Priming and Conditioning
If you haven’t already, please check the how-to-guide on bottling beer.
When priming bottles or kegs, you will want to follow the same principles of fermentation as you did during the primary phases. For the first three weeks after bottling, keep the bottles within temperature range. After three weeks, you may like to cellar the beer or just keep it at temperature. Each beer type will peak at a different length of time, but eight weeks is a good all-round estimate.
If you are conditioning your beer for kegging, you will want to remove all of the yeast, or at least as much as possible, and then drop the temperature to cellaring temperature – around 2ºC (that’s 35.6ºF) – until the beer is at an optimal flavor profile. You can do this in kegs with CO2 to make things easier, and just leave your conditioning beer at cellaring temperature until it is ready. For best results, condition the beer for the same length of time as you would have primed it.
First, get yourself a good pitch rate calculator. Try out BeerSmith or Brewer’s Friend for free (here.)
Next, make life easy for yourself and try out a conical fermenter. You can start off with low-cost plastic conical fermenters – check out my review of the BrewDemon fermenters.
Temperature control is one of the most important things to be mindful of, and just leaving your fermenter in a cool part of the house will never be as good as an incubator. Get an old fridge or use your kegerator – all it takes is a cheap thermostat and you have an instant quantum leap in beer quality.
While we’re at it, check out kegs and kegerators for fermenting, cellaring, and packaging with minimum space requirements in the supplier directory.
If you are planning to keg your beer, you can greatly reduce the amount of time you will need to wait before kegging by using a filter. Read this how-to Guide for details.
Thanks so much for reading, I really hope this guide on how to ferment beer will help you reach a new level of brewing or at least supplement your existing knowledge.

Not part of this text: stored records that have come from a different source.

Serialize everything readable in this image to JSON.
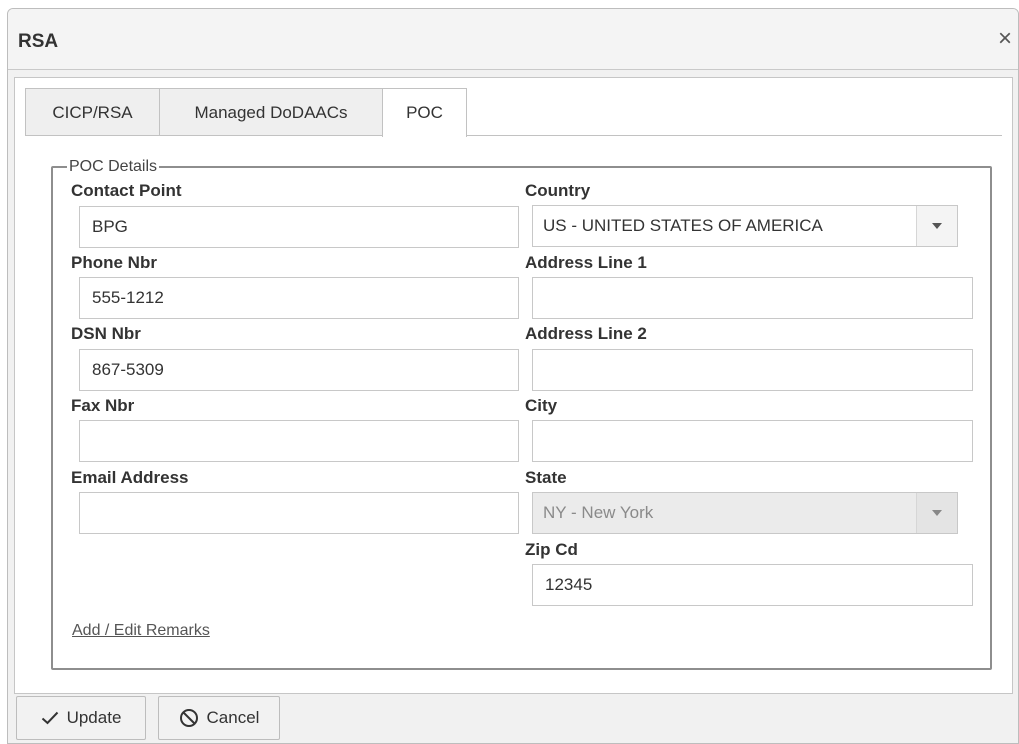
{
  "dialog": {
    "title": "RSA",
    "close_glyph": "×"
  },
  "tabs": [
    {
      "label": "CICP/RSA",
      "active": false
    },
    {
      "label": "Managed DoDAACs",
      "active": false
    },
    {
      "label": "POC",
      "active": true
    }
  ],
  "poc": {
    "legend": "POC Details",
    "contact_point": {
      "label": "Contact Point",
      "value": "BPG"
    },
    "phone_nbr": {
      "label": "Phone Nbr",
      "value": "555-1212"
    },
    "dsn_nbr": {
      "label": "DSN Nbr",
      "value": "867-5309"
    },
    "fax_nbr": {
      "label": "Fax Nbr",
      "value": ""
    },
    "email_address": {
      "label": "Email Address",
      "value": ""
    },
    "country": {
      "label": "Country",
      "value": "US - UNITED STATES OF AMERICA"
    },
    "address_line_1": {
      "label": "Address Line 1",
      "value": ""
    },
    "address_line_2": {
      "label": "Address Line 2",
      "value": ""
    },
    "city": {
      "label": "City",
      "value": ""
    },
    "state": {
      "label": "State",
      "value": "NY - New York",
      "disabled": true
    },
    "zip_cd": {
      "label": "Zip Cd",
      "value": "12345"
    },
    "remarks_link": "Add / Edit Remarks"
  },
  "footer": {
    "update_label": "Update",
    "cancel_label": "Cancel"
  },
  "icons": {
    "close": "close-icon",
    "dropdown": "chevron-down-icon",
    "update": "check-icon",
    "cancel": "cancel-circle-icon"
  }
}
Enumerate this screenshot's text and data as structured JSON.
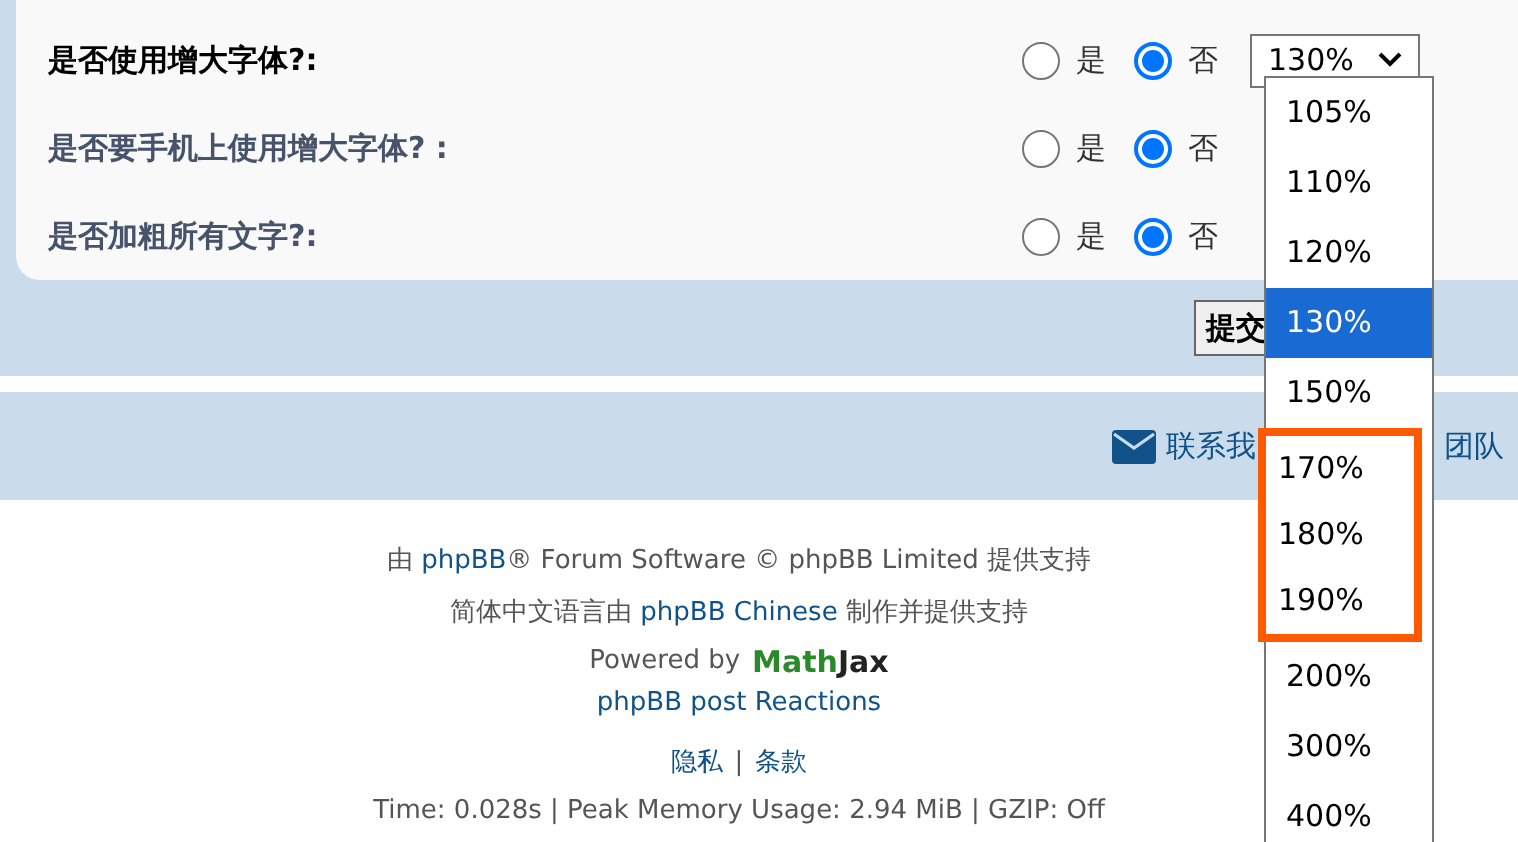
{
  "settings": [
    {
      "label": "是否使用增大字体?:",
      "emphasized": true,
      "options": [
        {
          "label": "是",
          "selected": false
        },
        {
          "label": "否",
          "selected": true
        }
      ],
      "select": {
        "value": "130%"
      }
    },
    {
      "label": "是否要手机上使用增大字体? :",
      "emphasized": false,
      "options": [
        {
          "label": "是",
          "selected": false
        },
        {
          "label": "否",
          "selected": true
        }
      ]
    },
    {
      "label": "是否加粗所有文字?:",
      "emphasized": false,
      "options": [
        {
          "label": "是",
          "selected": false
        },
        {
          "label": "否",
          "selected": true
        }
      ]
    }
  ],
  "submit_button": "提交",
  "dropdown": [
    {
      "label": "105%",
      "selected": false,
      "marked": false
    },
    {
      "label": "110%",
      "selected": false,
      "marked": false
    },
    {
      "label": "120%",
      "selected": false,
      "marked": false
    },
    {
      "label": "130%",
      "selected": true,
      "marked": false
    },
    {
      "label": "150%",
      "selected": false,
      "marked": false
    },
    {
      "label": "170%",
      "selected": false,
      "marked": true
    },
    {
      "label": "180%",
      "selected": false,
      "marked": true
    },
    {
      "label": "190%",
      "selected": false,
      "marked": true
    },
    {
      "label": "200%",
      "selected": false,
      "marked": false
    },
    {
      "label": "300%",
      "selected": false,
      "marked": false
    },
    {
      "label": "400%",
      "selected": false,
      "marked": false
    }
  ],
  "nav": {
    "contact_link": "联系我",
    "team_link": "团队"
  },
  "footer": {
    "line_1": [
      {
        "text": "由 ",
        "link": false
      },
      {
        "text": "phpBB",
        "link": true
      },
      {
        "text": "® Forum Software © phpBB Limited 提供支持",
        "link": false
      }
    ],
    "line_2": [
      {
        "text": "简体中文语言由 ",
        "link": false
      },
      {
        "text": "phpBB Chinese",
        "link": true
      },
      {
        "text": " 制作并提供支持",
        "link": false
      }
    ],
    "powered_by": "Powered by",
    "logo": [
      "Math",
      "Jax"
    ],
    "reactions_link": "phpBB post Reactions",
    "links": [
      "隐私",
      "条款"
    ],
    "separator": "|",
    "stats": "Time: 0.028s | Peak Memory Usage: 2.94 MiB | GZIP: Off"
  }
}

If you have anything to add, any questions or any comments, please let me know in the comments section below!